***** Data for processing *****
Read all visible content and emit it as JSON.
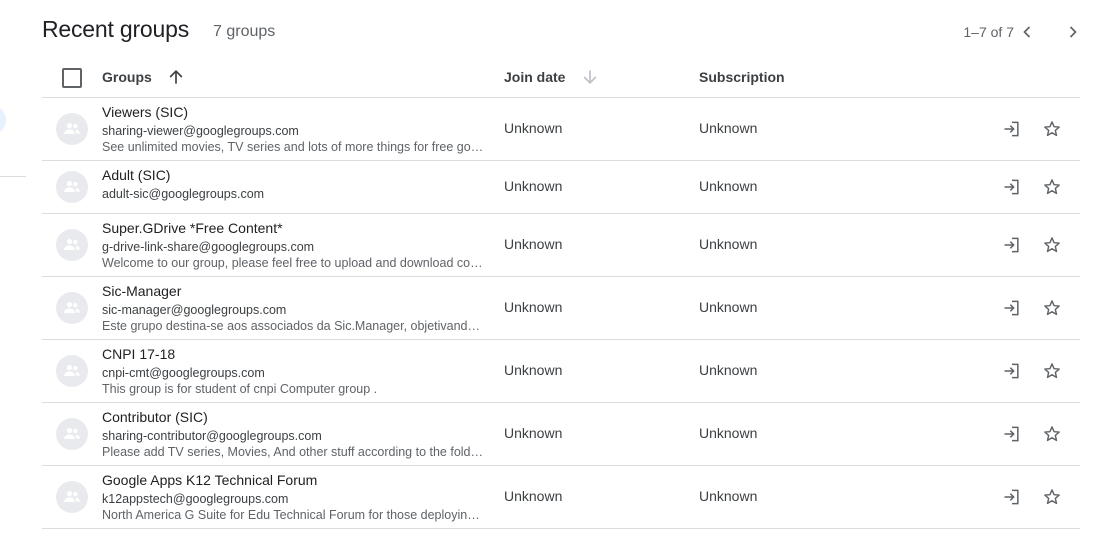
{
  "header": {
    "title": "Recent groups",
    "count": "7 groups",
    "range": "1–7 of 7",
    "prev_icon": "chevron-left-icon",
    "next_icon": "chevron-right-icon"
  },
  "columns": {
    "groups": "Groups",
    "join_date": "Join date",
    "subscription": "Subscription"
  },
  "colors": {
    "text": "#202124",
    "secondary": "#5f6368",
    "divider": "#dadce0",
    "avatar_bg": "#e8eaed"
  },
  "groups": [
    {
      "name": "Viewers (SIC)",
      "email": "sharing-viewer@googlegroups.com",
      "description": "See unlimited movies, TV series and lots of more things for free go…",
      "join_date": "Unknown",
      "subscription": "Unknown"
    },
    {
      "name": "Adult (SIC)",
      "email": "adult-sic@googlegroups.com",
      "description": "",
      "join_date": "Unknown",
      "subscription": "Unknown"
    },
    {
      "name": "Super.GDrive *Free Content*",
      "email": "g-drive-link-share@googlegroups.com",
      "description": "Welcome to our group, please feel free to upload and download co…",
      "join_date": "Unknown",
      "subscription": "Unknown"
    },
    {
      "name": "Sic-Manager",
      "email": "sic-manager@googlegroups.com",
      "description": "Este grupo destina-se aos associados da Sic.Manager, objetivand…",
      "join_date": "Unknown",
      "subscription": "Unknown"
    },
    {
      "name": "CNPI 17-18",
      "email": "cnpi-cmt@googlegroups.com",
      "description": "This group is for student of cnpi Computer group .",
      "join_date": "Unknown",
      "subscription": "Unknown"
    },
    {
      "name": "Contributor (SIC)",
      "email": "sharing-contributor@googlegroups.com",
      "description": "Please add TV series, Movies, And other stuff according to the fold…",
      "join_date": "Unknown",
      "subscription": "Unknown"
    },
    {
      "name": "Google Apps K12 Technical Forum",
      "email": "k12appstech@googlegroups.com",
      "description": "North America G Suite for Edu Technical Forum for those deployin…",
      "join_date": "Unknown",
      "subscription": "Unknown"
    }
  ]
}
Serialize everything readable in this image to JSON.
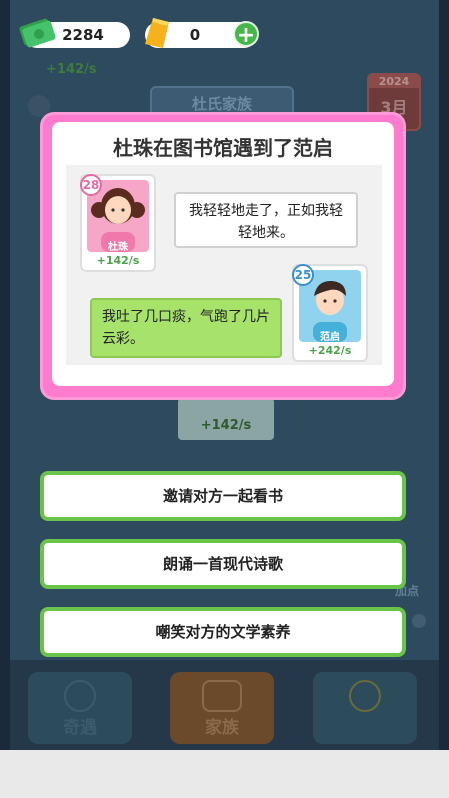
{
  "currency": {
    "money": "2284",
    "gold": "0",
    "plus": "+"
  },
  "background": {
    "income_text": "+142/s",
    "family_tag": "杜氏家族",
    "calendar_year": "2024",
    "calendar_month": "3月",
    "card_income": "+142/s",
    "side_label": "加点"
  },
  "modal": {
    "title": "杜珠在图书馆遇到了范启",
    "char_left": {
      "level": "28",
      "name": "杜珠",
      "income": "+142/s"
    },
    "char_right": {
      "level": "25",
      "name": "范启",
      "income": "+242/s"
    },
    "bubble_left": "我轻轻地走了，正如我轻轻地来。",
    "bubble_right": "我吐了几口痰，气跑了几片云彩。"
  },
  "choices": [
    "邀请对方一起看书",
    "朗诵一首现代诗歌",
    "嘲笑对方的文学素养"
  ],
  "nav": {
    "items": [
      "奇遇",
      "家族",
      ""
    ]
  },
  "colors": {
    "modal_border": "#ff7bcd",
    "choice_border": "#6ac44a",
    "bubble_green": "#a7e26b",
    "income_green": "#4da34d"
  }
}
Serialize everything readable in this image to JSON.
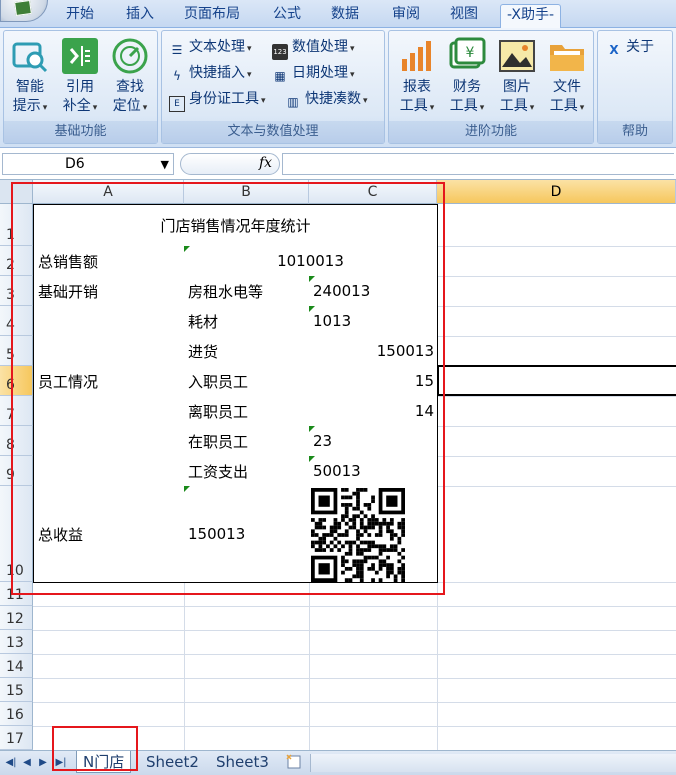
{
  "ribbon_tabs": [
    "开始",
    "插入",
    "页面布局",
    "公式",
    "数据",
    "审阅",
    "视图",
    "-X助手-"
  ],
  "active_tab": "-X助手-",
  "groups": {
    "basic": {
      "label": "基础功能",
      "buttons": [
        {
          "line1": "智能",
          "line2": "提示"
        },
        {
          "line1": "引用",
          "line2": "补全"
        },
        {
          "line1": "查找",
          "line2": "定位"
        }
      ]
    },
    "text_num": {
      "label": "文本与数值处理",
      "items": [
        "文本处理",
        "数值处理",
        "快捷插入",
        "日期处理",
        "身份证工具",
        "快捷凑数"
      ]
    },
    "advanced": {
      "label": "进阶功能",
      "buttons": [
        {
          "line1": "报表",
          "line2": "工具"
        },
        {
          "line1": "财务",
          "line2": "工具"
        },
        {
          "line1": "图片",
          "line2": "工具"
        },
        {
          "line1": "文件",
          "line2": "工具"
        }
      ]
    },
    "help": {
      "label": "帮助",
      "about": "关于"
    }
  },
  "formula_bar": {
    "name_box": "D6",
    "fx": "fx",
    "value": ""
  },
  "columns": [
    "A",
    "B",
    "C",
    "D"
  ],
  "selected_column": "D",
  "rows": [
    "1",
    "2",
    "3",
    "4",
    "5",
    "6",
    "7",
    "8",
    "9",
    "10",
    "11",
    "12",
    "13",
    "14",
    "15",
    "16",
    "17"
  ],
  "selected_row": "6",
  "cells": {
    "A1": "门店销售情况年度统计",
    "A2": "总销售额",
    "B2": "1010013",
    "A3": "基础开销",
    "B3": "房租水电等",
    "C3": "240013",
    "B4": "耗材",
    "C4": "1013",
    "B5": "进货",
    "C5": "150013",
    "A6": "员工情况",
    "B6": "入职员工",
    "C6": "15",
    "B7": "离职员工",
    "C7": "14",
    "B8": "在职员工",
    "C8": "23",
    "B9": "工资支出",
    "C9": "50013",
    "A10": "总收益",
    "B10": "150013"
  },
  "sheet_tabs": [
    "N门店",
    "Sheet2",
    "Sheet3"
  ],
  "active_sheet": "N门店",
  "colors": {
    "highlight": "#e5171c",
    "ribbon_text": "#15428b",
    "number_indicator": "#1a8a1a"
  }
}
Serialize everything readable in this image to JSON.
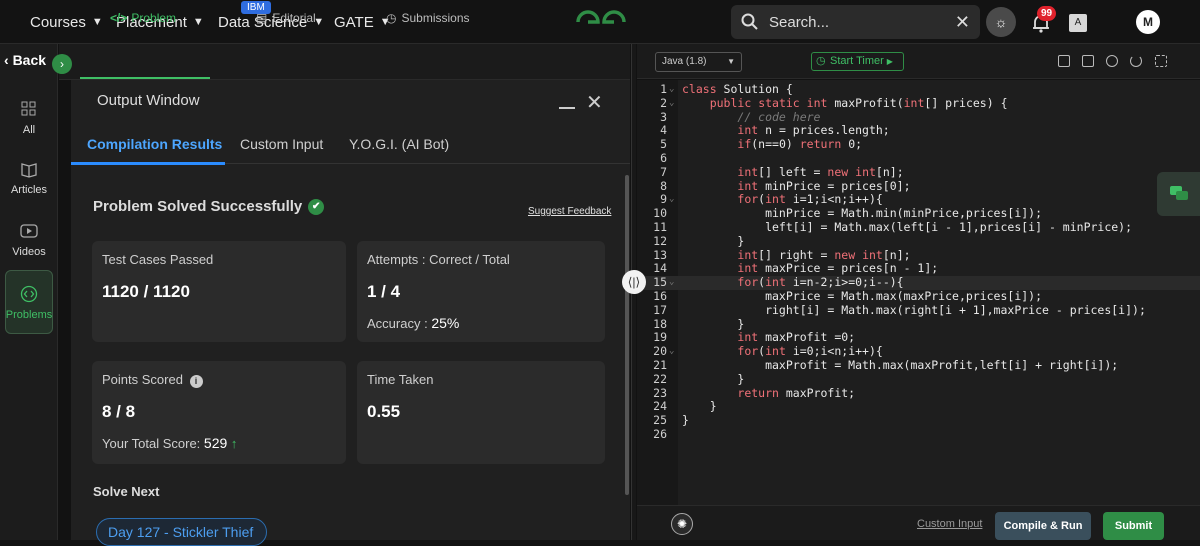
{
  "topnav": {
    "courses": "Courses",
    "placement": "Placement",
    "data_science": "Data Science",
    "ibm_badge": "IBM",
    "gate": "GATE",
    "search_placeholder": "Search...",
    "notification_count": "99",
    "avatar_initial": "M"
  },
  "sidebar": {
    "back": "Back",
    "items": [
      {
        "label": "All",
        "icon": "grid-icon"
      },
      {
        "label": "Articles",
        "icon": "book-icon"
      },
      {
        "label": "Videos",
        "icon": "play-icon"
      },
      {
        "label": "Problems",
        "icon": "code-icon"
      }
    ]
  },
  "tabs": {
    "problem": "Problem",
    "editorial": "Editorial",
    "submissions": "Submissions"
  },
  "output": {
    "title": "Output Window",
    "subtabs": [
      "Compilation Results",
      "Custom Input",
      "Y.O.G.I. (AI Bot)"
    ],
    "status": "Problem Solved Successfully",
    "feedback": "Suggest Feedback",
    "cards": {
      "testcases_label": "Test Cases Passed",
      "testcases_value": "1120 / 1120",
      "attempts_label": "Attempts : Correct / Total",
      "attempts_value": "1 / 4",
      "accuracy_label": "Accuracy :",
      "accuracy_value": "25%",
      "points_label": "Points Scored",
      "points_value": "8 / 8",
      "total_label": "Your Total Score:",
      "total_value": "529",
      "time_label": "Time Taken",
      "time_value": "0.55"
    },
    "solve_next": "Solve Next",
    "next_problem": "Day 127 - Stickler Thief"
  },
  "editor": {
    "language": "Java (1.8)",
    "timer": "Start Timer",
    "custom_input": "Custom Input",
    "compile_run": "Compile & Run",
    "submit": "Submit",
    "lines": [
      "class Solution {",
      "    public static int maxProfit(int[] prices) {",
      "        // code here",
      "        int n = prices.length;",
      "        if(n==0) return 0;",
      "",
      "        int[] left = new int[n];",
      "        int minPrice = prices[0];",
      "        for(int i=1;i<n;i++){",
      "            minPrice = Math.min(minPrice,prices[i]);",
      "            left[i] = Math.max(left[i - 1],prices[i] - minPrice);",
      "        }",
      "        int[] right = new int[n];",
      "        int maxPrice = prices[n - 1];",
      "        for(int i=n-2;i>=0;i--){",
      "            maxPrice = Math.max(maxPrice,prices[i]);",
      "            right[i] = Math.max(right[i + 1],maxPrice - prices[i]);",
      "        }",
      "        int maxProfit =0;",
      "        for(int i=0;i<n;i++){",
      "            maxProfit = Math.max(maxProfit,left[i] + right[i]);",
      "        }",
      "        return maxProfit;",
      "    }",
      "}",
      ""
    ]
  },
  "colors": {
    "accent_green": "#2f8d46",
    "link_blue": "#2b8cff",
    "badge_red": "#e0222c"
  }
}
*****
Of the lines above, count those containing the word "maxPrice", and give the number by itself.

## [The answer]
3